Brynn Grey took a different view, saying the housing units wouldn't generate additional demands for water until and unless they were built. If they are built, the developer argued, the water fees would be collected.

Both sides, it seems, are operating under the belief that the other doesn't have adequate "skin in the game."

Brynn Grey, like any for-profit endeavor, is seeking to maximize the financial gain, and the city, like any municipal government, is looking to minimize the financial risk.

While we understand City Council's fiscal concerns and appreciate its desire to protect taxpayer interests, housing development is seldom a risk-free proposition.

The bottom line is, we stand at a tipping point with regard to the housing crisis, and if we want this development, we need to meet the developer partway.

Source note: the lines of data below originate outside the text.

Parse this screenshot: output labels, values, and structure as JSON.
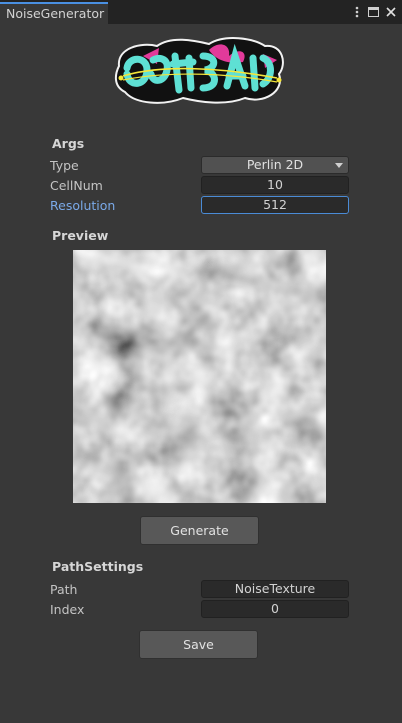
{
  "window": {
    "tab_title": "NoiseGenerator"
  },
  "args": {
    "title": "Args",
    "type_label": "Type",
    "type_value": "Perlin 2D",
    "cellnum_label": "CellNum",
    "cellnum_value": "10",
    "resolution_label": "Resolution",
    "resolution_value": "512"
  },
  "preview": {
    "title": "Preview"
  },
  "generate_label": "Generate",
  "path_settings": {
    "title": "PathSettings",
    "path_label": "Path",
    "path_value": "NoiseTexture",
    "index_label": "Index",
    "index_value": "0"
  },
  "save_label": "Save",
  "colors": {
    "accent": "#4a90e2",
    "active_label": "#7aa9e8",
    "panel_bg": "#383838"
  },
  "icons": [
    "kebab-menu-icon",
    "maximize-icon",
    "close-icon",
    "graffiti-logo",
    "dropdown-arrow-icon"
  ]
}
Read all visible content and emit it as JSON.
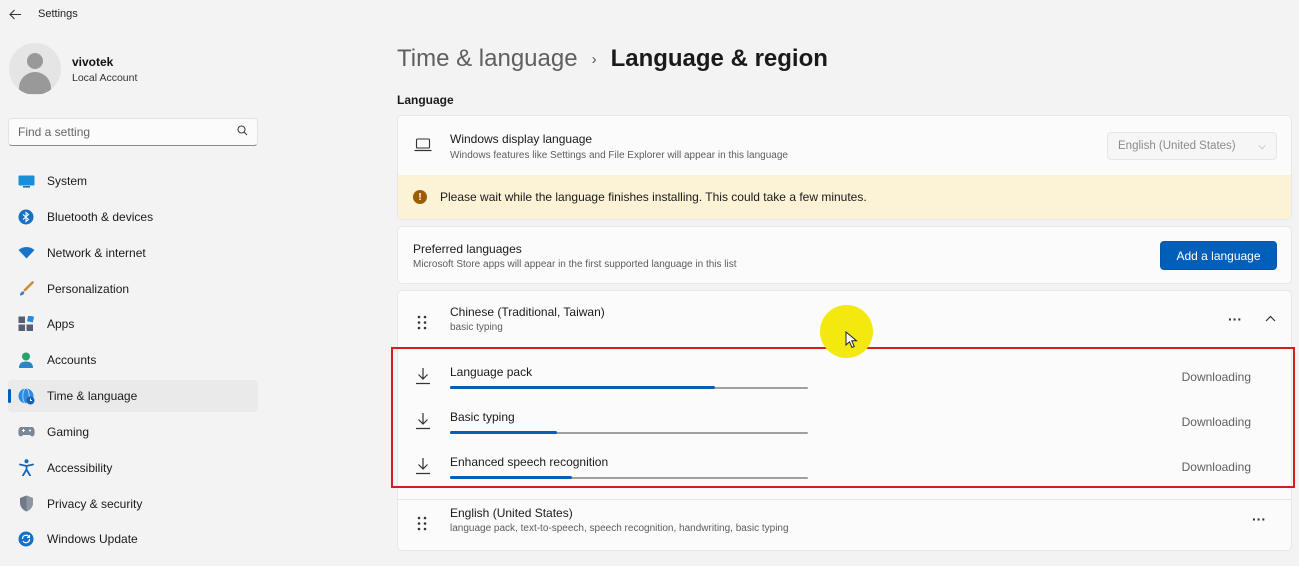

At the Feb. 14 City Council meeting, members of the local Young Professionals Network stepped forward to encourage city leaders to work toward a partnership with Brynn Grey and get this project moving forward.

"Will you make room for the future teachers and emergency service workers of this community, or are you guys going to be known as the council that was too scared to move forward, that was too obsessed with fiscal conservatism to think about where to put all the humans?" local realtor and YPN member Matt Eidt asked the City Council Tuesday night.

"I've seen a lot of really great people come with fine, great jobs and then not be able to find housing, and they've had to leave," YPN chairperson Reed Jones added.

And while we understand the necessity and the desire to thoroughly vet the proposal, we also agree with the YPN members who spoke in favor of the project.

If we hope to continue growing, we must provide adequate housing opportunities to the burgeoning crop of young professionals and workers who want to make their homes in Steamboat, and if we're to do that, we have to take a leap of faith at some point.

Brynn Grey has a proven track record of successfully developing the sort of housing we need in communities very similar to our own, and while the risks inherent to such a massive undertaking can never be fully eliminated, we think Brynn Grey's proposal — and its willingness to make concessions — work to minimize that risk.

Excessive hesitation often has a chilling effect on opportunities — "paralysis by analysis," as Eidt described it to council members Tuesday; it is our sincere hope that council members will redouble their efforts to find a mutually beneficial way to successfully partner with Brynn Grey on this much-needed development.

At issue

City leaders remain hesitant to move forward with the proposed 450-unit subdivision on the western side Steamboat Springs

Our view

While risk assessment is vital to vetting any new project, we think the potential repercussions of not taking action outweigh the risk of moving forward